Page 259 - Alas ! they had been friends in youth ; But whispering tongues can poison truth ; And constancy lives in realms above; And life is thorny; and youth is vain; And to be wroth with one we love Doth work like madness in the brain.
Page 223 - And now the storm-blast came, and he Was tyrannous and strong: He struck with his o'ertaking wings, And chased us south along. With sloping masts and dipping prow, As who pursued with yell and blow Still treads the shadow of his foe, And forward bends his head, The ship drove fast, loud roared the blast, And southward aye we fled. And now there came both mist and snow, And it grew wondrous cold: And ice, mast-high, came floating by, As green as emerald.
Page 233 - The upper air burst into life ! And a hundred fire-flags sheen, To and fro they were hurried about ! And to and fro, and in and out, The wan stars danced between.
Page 224 - And I had done a hellish thing, And it would work 'em woe : For all averred, I had killed the bird That made the breeze to blow.
Page 114 - Had thrilled my guileless Genevieve; The music and the doleful tale, The rich and balmy eve; And hopes, and fears that kindle hope, An undistinguishable throng, And gentle wishes long subdued, Subdued and cherished long. She wept with pity and delight, She blushed with love, and virgin shame; And like the murmur of a dream, I heard her breathe my name.
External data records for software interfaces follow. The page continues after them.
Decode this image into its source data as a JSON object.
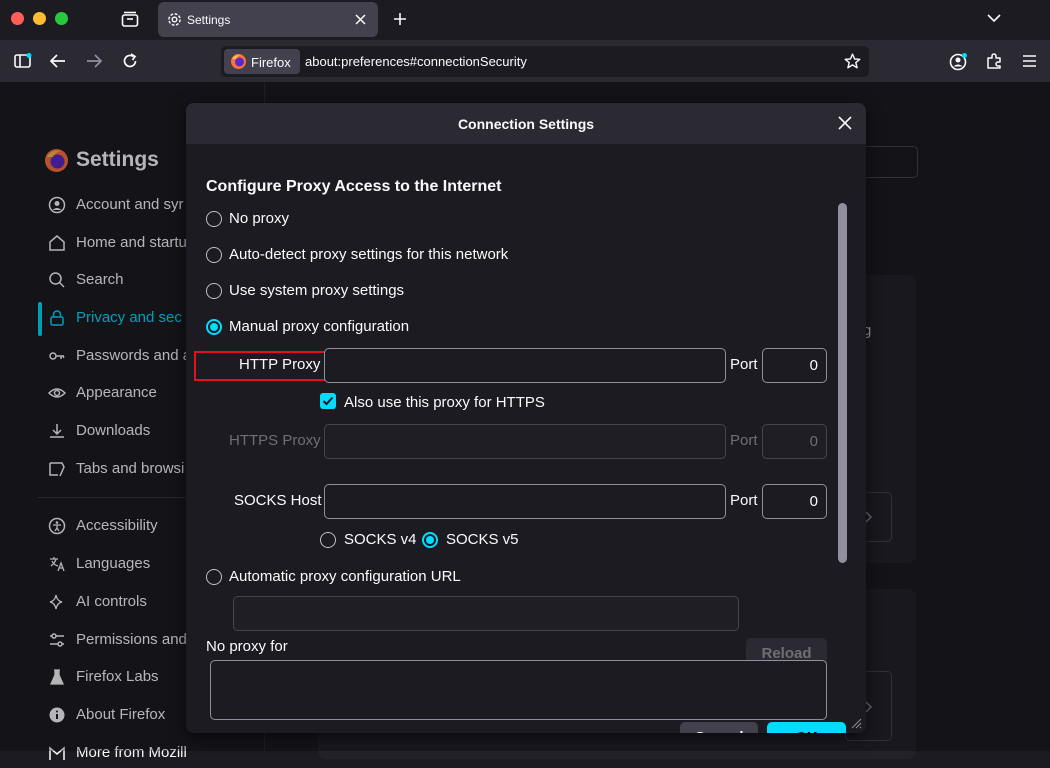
{
  "tab": {
    "title": "Settings"
  },
  "urlbar": {
    "identity_label": "Firefox",
    "url": "about:preferences#connectionSecurity"
  },
  "sidebar": {
    "title": "Settings",
    "items": [
      {
        "label": "Account and syr",
        "icon": "account-icon"
      },
      {
        "label": "Home and startu",
        "icon": "home-icon"
      },
      {
        "label": "Search",
        "icon": "search-icon"
      },
      {
        "label": "Privacy and sec",
        "icon": "lock-icon",
        "selected": true
      },
      {
        "label": "Passwords and a",
        "icon": "key-icon"
      },
      {
        "label": "Appearance",
        "icon": "eye-icon"
      },
      {
        "label": "Downloads",
        "icon": "download-icon"
      },
      {
        "label": "Tabs and browsi",
        "icon": "tabs-icon"
      },
      {
        "label": "Accessibility",
        "icon": "accessibility-icon"
      },
      {
        "label": "Languages",
        "icon": "translate-icon"
      },
      {
        "label": "AI controls",
        "icon": "sparkle-icon"
      },
      {
        "label": "Permissions and",
        "icon": "permissions-icon"
      },
      {
        "label": "Firefox Labs",
        "icon": "flask-icon"
      },
      {
        "label": "About Firefox",
        "icon": "info-icon"
      },
      {
        "label": "More from Mozill",
        "icon": "mozilla-icon"
      }
    ]
  },
  "background_text": {
    "fragment_right": "g"
  },
  "dialog": {
    "title": "Connection Settings",
    "section_title": "Configure Proxy Access to the Internet",
    "options": {
      "no_proxy": "No proxy",
      "auto_detect": "Auto-detect proxy settings for this network",
      "system": "Use system proxy settings",
      "manual": "Manual proxy configuration",
      "auto_url": "Automatic proxy configuration URL"
    },
    "selected_option": "manual",
    "http_proxy": {
      "label": "HTTP Proxy",
      "value": "",
      "port_label": "Port",
      "port": "0"
    },
    "https_checkbox": {
      "label": "Also use this proxy for HTTPS",
      "checked": true
    },
    "https_proxy": {
      "label": "HTTPS Proxy",
      "value": "",
      "port_label": "Port",
      "port": "0"
    },
    "socks_host": {
      "label": "SOCKS Host",
      "value": "",
      "port_label": "Port",
      "port": "0"
    },
    "socks_v4": "SOCKS v4",
    "socks_v5": "SOCKS v5",
    "socks_version_selected": "v5",
    "reload_label": "Reload",
    "no_proxy_for_label": "No proxy for",
    "cancel_label": "Cancel",
    "ok_label": "OK"
  },
  "colors": {
    "accent": "#00ddff",
    "highlight_box": "#e0121e",
    "background": "#1c1b22",
    "panel": "#2b2a33"
  }
}
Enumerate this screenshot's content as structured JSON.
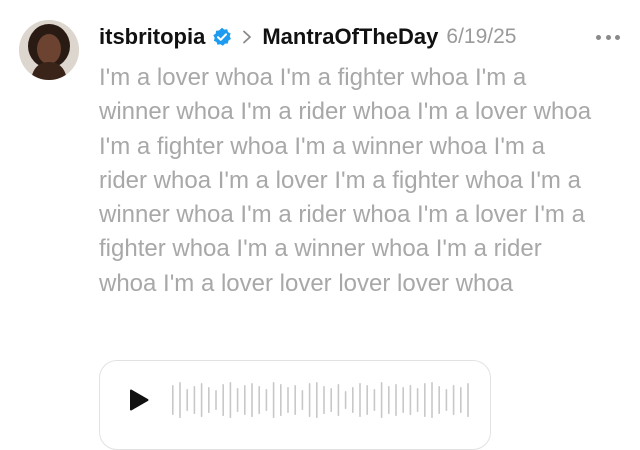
{
  "post": {
    "author": {
      "username": "itsbritopia",
      "verified": true
    },
    "community": "MantraOfTheDay",
    "date": "6/19/25",
    "body": "I'm a lover whoa I'm a fighter whoa I'm a winner whoa I'm a rider whoa I'm a lover whoa I'm a fighter whoa I'm a winner whoa I'm a rider whoa I'm a lover I'm a fighter whoa I'm a winner whoa I'm a rider whoa I'm a lover I'm a fighter whoa I'm a winner whoa I'm a rider whoa I'm a lover lover lover lover whoa"
  },
  "icons": {
    "verified": "verified-badge-icon",
    "separator": "chevron-right-icon",
    "more": "more-options-icon",
    "play": "play-icon",
    "waveform": "audio-waveform"
  },
  "colors": {
    "text_primary": "#111111",
    "text_muted": "#a8a8a8",
    "verified_blue": "#1d9bf0",
    "waveform": "#c8c8c8"
  }
}
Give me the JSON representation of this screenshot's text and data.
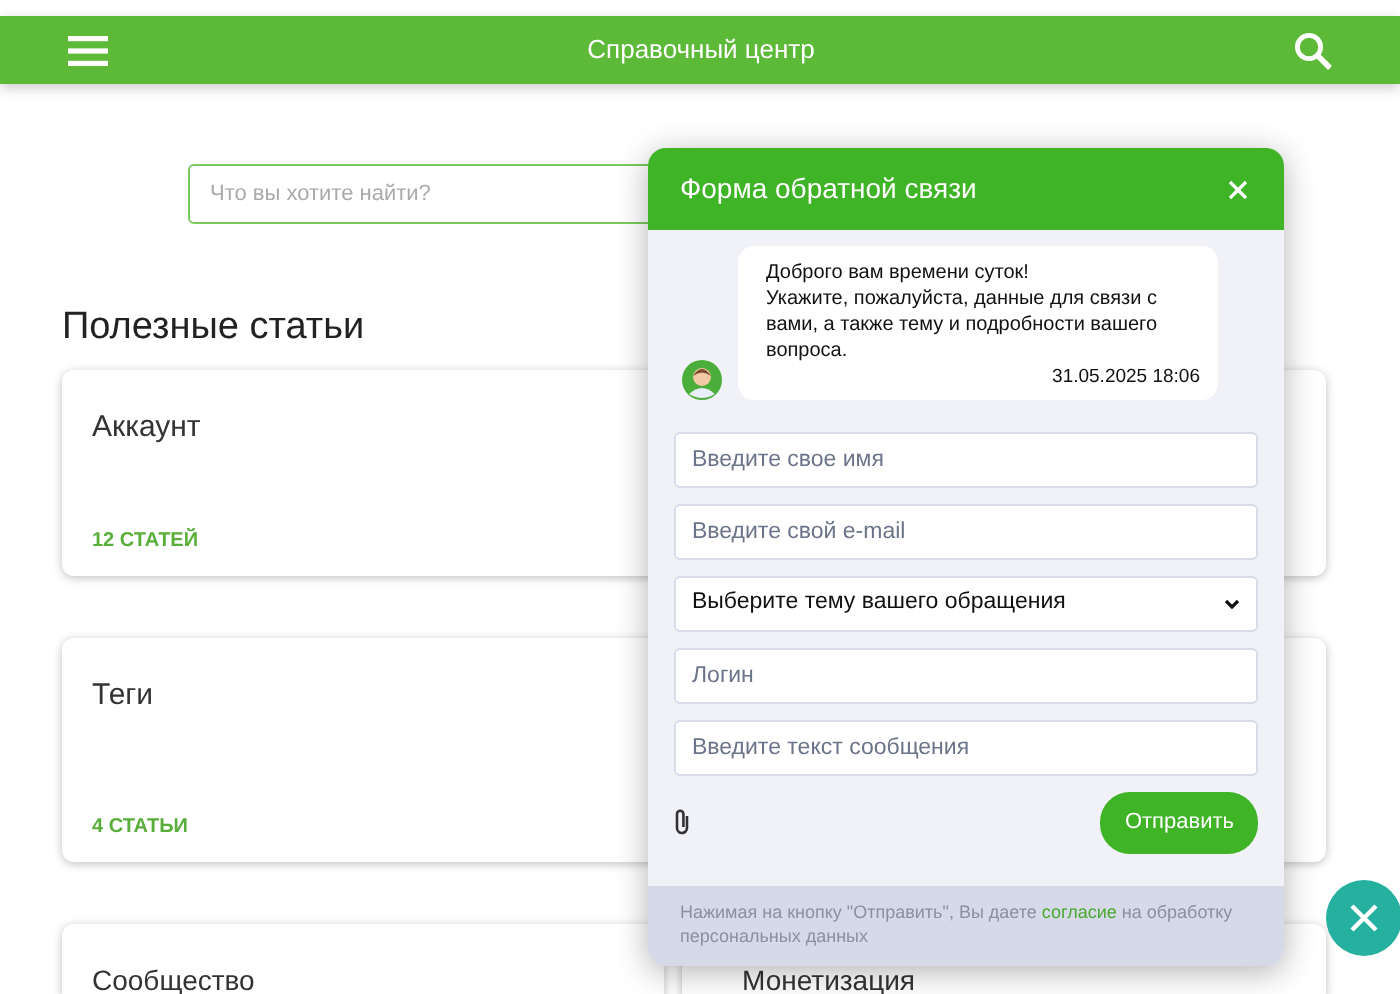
{
  "header": {
    "title": "Справочный центр"
  },
  "search": {
    "placeholder": "Что вы хотите найти?"
  },
  "section_title": "Полезные статьи",
  "left_cards": [
    {
      "title": "Аккаунт",
      "count": "12 СТАТЕЙ"
    },
    {
      "title": "Теги",
      "count": "4 СТАТЬИ"
    },
    {
      "title": "Сообщество"
    }
  ],
  "right_cards": [
    {
      "title": "Монетизация"
    }
  ],
  "feedback": {
    "title": "Форма обратной связи",
    "message": {
      "lines": [
        "Доброго вам времени суток!",
        "Укажите, пожалуйста, данные для связи с вами, а также тему и подробности вашего вопроса."
      ],
      "time": "31.05.2025 18:06"
    },
    "fields": [
      {
        "kind": "input",
        "placeholder": "Введите свое имя"
      },
      {
        "kind": "input",
        "placeholder": "Введите свой e-mail"
      },
      {
        "kind": "select",
        "value": "Выберите тему вашего обращения"
      },
      {
        "kind": "input",
        "placeholder": "Логин"
      },
      {
        "kind": "input",
        "placeholder": "Введите текст сообщения"
      }
    ],
    "submit": "Отправить",
    "consent": {
      "before": "Нажимая на кнопку \"Отправить\", Вы даете ",
      "link": "согласие",
      "after": " на обработку персональных данных"
    }
  }
}
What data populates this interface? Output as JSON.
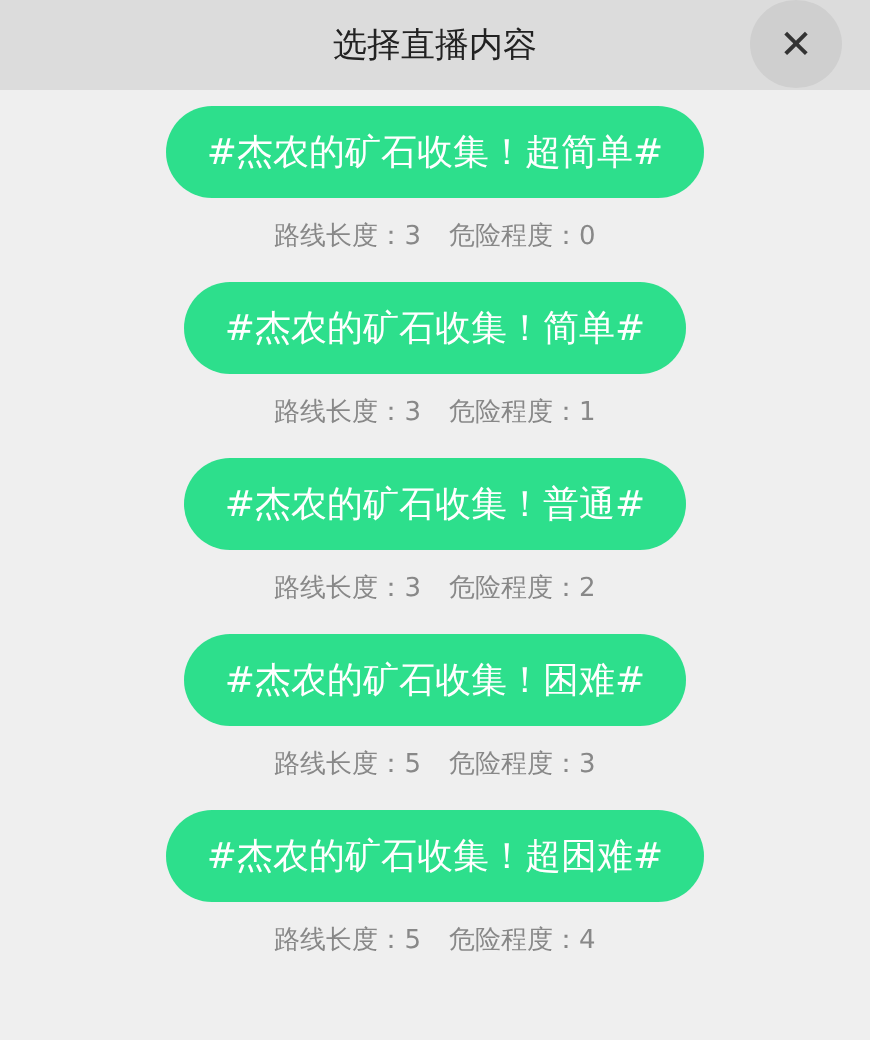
{
  "header": {
    "title": "选择直播内容",
    "close": "✕"
  },
  "options": [
    {
      "label": "#杰农的矿石收集！超简单#",
      "route": "路线长度：3",
      "danger": "危险程度：0"
    },
    {
      "label": "#杰农的矿石收集！简单#",
      "route": "路线长度：3",
      "danger": "危险程度：1"
    },
    {
      "label": "#杰农的矿石收集！普通#",
      "route": "路线长度：3",
      "danger": "危险程度：2"
    },
    {
      "label": "#杰农的矿石收集！困难#",
      "route": "路线长度：5",
      "danger": "危险程度：3"
    },
    {
      "label": "#杰农的矿石收集！超困难#",
      "route": "路线长度：5",
      "danger": "危险程度：4"
    }
  ]
}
Page 227 - There passed a weary time. Each throat Was parched, and glazed each eye. A weary time! a weary time! How glazed each weary eye! When looking westward, I beheld A something in the sky. "At first it seemed a little speck, And then it seemed a mist; It moved and moved, and took at last A certain shape, I wist.
Page 189 - Joy, Lady! is the spirit and the power, Which wedding Nature to us gives in dower A new Earth and new Heaven...
Page 233 - My lips were wet, my throat was cold, My garments all were dank ; Sure I had drunken in my dreams, And still my body drank. I moved, and could not feel my limbs: I was so light — almost I thought that I had died in sleep, And was a blessed ghost.
Page 235 - Sometimes a-dropping from the sky I heard the sky-lark sing; Sometimes all little birds that are, How they seemed to fill the sea and air With their sweet jargoning!
Page 242 - Laughed loud and long, and all the while His eyes went to and fro. "Ha! ha!" quoth he, "full plain I see, The Devil knows how to row." And now, all in my own countree, I stood on the firm land! The Hermit stepped forth from the boat, And scarcely he could stand. "O shrieve me, shrieve me, holy man!" The Hermit crossed his brow. "Say quick," quoth he, "I bid thee say What manner of man art thou?